Obviously this is the primary point where we disagree.

While your view is perhaps more noble (at least if presumed innocent is strictly applied in all cases), it's not an equally *correct* view.

Just for a second entertain this... You will always be correct by suggesting you have no idea if a player used performance enhancing drugs because there aren't enough facts to form a reliable conclusion. This implies that you don't entertain EITHER possibility. On the other hand, you'll be wrong a considerable amount of time if you assume something either way absent facts.

Why is that more desirable? It's certainly not more correct. While its no harm no foul if you assume a user is clean, what about they guys who are wrongly assumed to be dirty? I'm not suggesting that you specifically have done that but there have been a whole lot of people using a similar logic that have... And that's the whole rub concerning this issue for me.

Oce and for all, I've never said people couldn't form an opinion. I've said that circular logic should be avoided... (i.e. the accomplishments of player A should be wiped from the record books/held as the benchmark of true performance. Clearly this is true because I suspect he is dirty/clean).

Feel free to have an opinion. Just don't use it as fact. People may think player A is clean or dirty.

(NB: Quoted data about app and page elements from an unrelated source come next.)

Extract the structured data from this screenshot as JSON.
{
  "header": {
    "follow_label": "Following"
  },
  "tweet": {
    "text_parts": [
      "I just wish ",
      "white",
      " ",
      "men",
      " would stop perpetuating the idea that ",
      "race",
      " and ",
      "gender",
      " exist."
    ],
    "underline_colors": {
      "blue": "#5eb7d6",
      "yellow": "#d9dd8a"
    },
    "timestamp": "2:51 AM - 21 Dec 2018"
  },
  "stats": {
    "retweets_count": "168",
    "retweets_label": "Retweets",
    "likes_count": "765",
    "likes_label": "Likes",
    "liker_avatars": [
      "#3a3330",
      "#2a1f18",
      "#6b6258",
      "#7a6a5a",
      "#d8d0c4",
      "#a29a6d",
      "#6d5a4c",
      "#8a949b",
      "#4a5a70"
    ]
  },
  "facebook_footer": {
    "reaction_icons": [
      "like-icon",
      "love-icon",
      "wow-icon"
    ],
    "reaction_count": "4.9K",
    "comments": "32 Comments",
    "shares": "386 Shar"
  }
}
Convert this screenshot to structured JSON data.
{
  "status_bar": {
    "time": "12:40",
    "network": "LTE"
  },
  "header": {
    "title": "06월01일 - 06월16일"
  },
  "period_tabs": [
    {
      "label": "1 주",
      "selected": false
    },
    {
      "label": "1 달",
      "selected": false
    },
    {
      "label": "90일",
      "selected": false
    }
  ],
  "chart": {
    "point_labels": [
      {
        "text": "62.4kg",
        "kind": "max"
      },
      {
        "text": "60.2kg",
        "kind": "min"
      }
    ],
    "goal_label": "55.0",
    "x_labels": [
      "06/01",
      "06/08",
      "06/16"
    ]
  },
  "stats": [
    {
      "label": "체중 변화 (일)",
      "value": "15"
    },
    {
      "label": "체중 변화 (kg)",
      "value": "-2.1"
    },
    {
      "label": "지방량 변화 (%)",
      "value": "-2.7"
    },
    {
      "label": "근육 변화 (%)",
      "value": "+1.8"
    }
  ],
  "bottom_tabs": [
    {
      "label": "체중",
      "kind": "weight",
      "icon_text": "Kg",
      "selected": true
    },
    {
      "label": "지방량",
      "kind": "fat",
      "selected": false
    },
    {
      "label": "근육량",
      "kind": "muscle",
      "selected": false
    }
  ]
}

I have no opinion on the subject.


You stating repeatedly that others' views are illogical does not inherently make them so.

Except of course when their argument is a logical fallacy.

jojo
02-27-2007, 10:40 AM
It seems to me he/she thinks they are too smart for their own good.

That's not even remotely close to what I've suggested.

jojo
02-27-2007, 10:46 AM
I will then continue to believe you are a pedophile because you continue to not reveal proof otherwise. Being a pedophile is pretty wreckless.

And you'd be advancing an argumentum ad ignorantiam....

Being a pedophile is actually reprehensible. Suggesting someone is a pedophile because they disagree with you is reckless and well.....it's pretty reprehensible too...

westofyou
02-27-2007, 10:51 AM
It seems to me he/she thinks they are too smart for their own good.

It seems to me that this post does even less concerning either argument.

Chip R
02-27-2007, 10:59 AM
OK, fellas, I think you've had your share of fun. If you would like to continue arguing whatever you are arguing with each other about, take it private. Otherwise this thread is going to be closed.

registerthis
02-27-2007, 11:22 AM
Except of course when their argument is a logical fallacy.

Saying this ad infinitum does not make it so, JoJo.

I feel I've adequately addressed the other points in your argument, no need to rehash over and over again.

jojo
02-27-2007, 11:24 AM
Saying this ad infinitum does not make it so, JoJo.

I feel I've adequately addressed the other points in your argument, no need to rehash over and over again.

The definition of a logical fallacy isn't subjective. Where has the term been misapplied?

Chip R
02-27-2007, 11:27 AM
Don't say you weren't warned.